If you are experiencing severe pain, swelling, difficulty walking, or notice deformity in the toe, it is best to consult a healthcare professional. They can evaluate the injury through physical examination or imaging tests, such as X-rays, to determine whether the toe is broken or just bruised.
2. Can I still walk with a broken pinky toe?
Walking with a broken pinky toe may be uncomfortable and painful. It is advisable to rest and avoid putting weight on the foot to prevent further damage and promote healing.
3. How long does it take for a broken pinky toe to heal?
The healing time for a broken pinky toe varies depending on the severity of the fracture. In general, it may take four to six weeks for the bone to heal completely. However, it is important to follow your doctor’s advice and not rush the recovery process.
4. Can I drive with a broken pinky toe?
Driving with a broken pinky toe can be challenging and potentially dangerous. It is advisable to refrain from driving until you can comfortably operate the pedals without pain or limitation.
5. Should I seek medical attention for a broken pinky toe?
It is recommended to seek medical attention for a broken pinky toe. A healthcare professional can provide an accurate diagnosis, suggest appropriate treatment options, and ensure proper care to prevent complications.
6. Can I swim with a broken pinky toe?
Swimming with a broken pinky toe is generally safe, but it is essential to consult your healthcare provider. They may recommend wearing a protective shoe or splint to avoid any further damage while swimming.
7. Is surgery necessary for a broken pinky toe?
Surgery for a broken pinky toe is rare and typically reserved for severe cases with bone displacement or open fractures. Most cases can be treated with non-surgical methods like immobilization and rest.
8. How can I prevent a broken pinky toe?
Wearing proper footwear, avoiding hazards that may cause injury, and maintaining good balance and stability during activities can help prevent a broken pinky toe. Additionally, strengthening exercises for the foot and ankle can reduce the risk of fractures.
9. Can I play sports with a broken pinky toe?
Engaging in sports with a broken pinky toe can be risky, as it may worsen the injury or delay the healing process. It is best to consult your doctor for advice specific to your situation.

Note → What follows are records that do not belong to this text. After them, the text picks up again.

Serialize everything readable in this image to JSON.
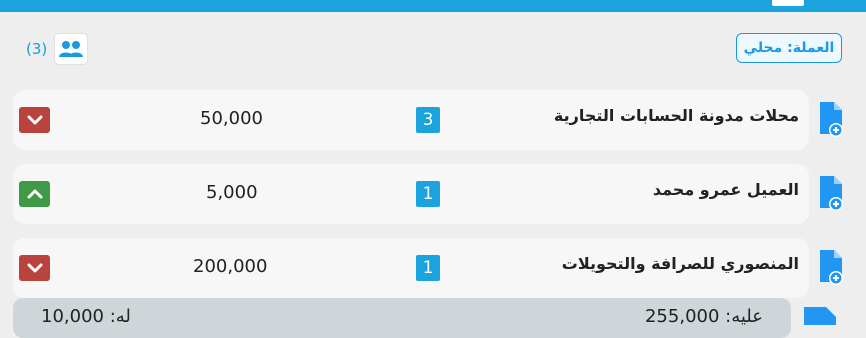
{
  "header": {
    "currency_label": "العملة: محلي",
    "user_count": "(3)"
  },
  "accounts": [
    {
      "name": "محلات مدونة الحسابات التجارية",
      "badge": "3",
      "amount": "50,000",
      "direction": "down"
    },
    {
      "name": "العميل عمرو محمد",
      "badge": "1",
      "amount": "5,000",
      "direction": "up"
    },
    {
      "name": "المنصوري للصرافة والتحويلات",
      "badge": "1",
      "amount": "200,000",
      "direction": "down"
    }
  ],
  "footer": {
    "right_text": "عليه: 255,000",
    "left_text": "له: 10,000"
  },
  "icons": {
    "users": "users-icon",
    "add_file": "file-add-icon",
    "chevron_down": "chevron-down-icon",
    "chevron_up": "chevron-up-icon"
  },
  "colors": {
    "primary": "#1aa3dd",
    "down": "#b9433d",
    "up": "#3f9a48",
    "file_icon": "#2196f3"
  }
}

10. Should I wiggle my broken pinky toe?
Wiggling a broken pinky toe is not recommended, as it may cause further pain or disrupt the healing process. It is best to keep the toe immobilized and avoid any unnecessary movement.
11. Can I wear regular shoes with a broken pinky toe?
Regular shoes may not provide adequate support or space for the broken pinky toe. It is advisable to wear comfortable, wide-toed shoes or specialized footwear recommended your healthcare provider.
12. How can I prevent infection in a broken pinky toe?
To prevent infection, it is crucial to keep the area clean and dry. Follow your doctor’s instructions on wound care and avoid exposing the injured toe to dirty or contaminated environments.
13. What are the signs of infection in a broken pinky toe?
Signs of infection may include increased pain, redness, swelling, warmth, pus, or a foul odor. If you suspect an infection, it is essential to seek medical attention promptly.
14. When can I return to normal activities after a broken pinky toe?
Returning to normal activities after a broken pinky toe depends on the severity of the fracture and the progress of healing. It is best to consult your healthcare provider for guidance on when it is safe to resume regular activities.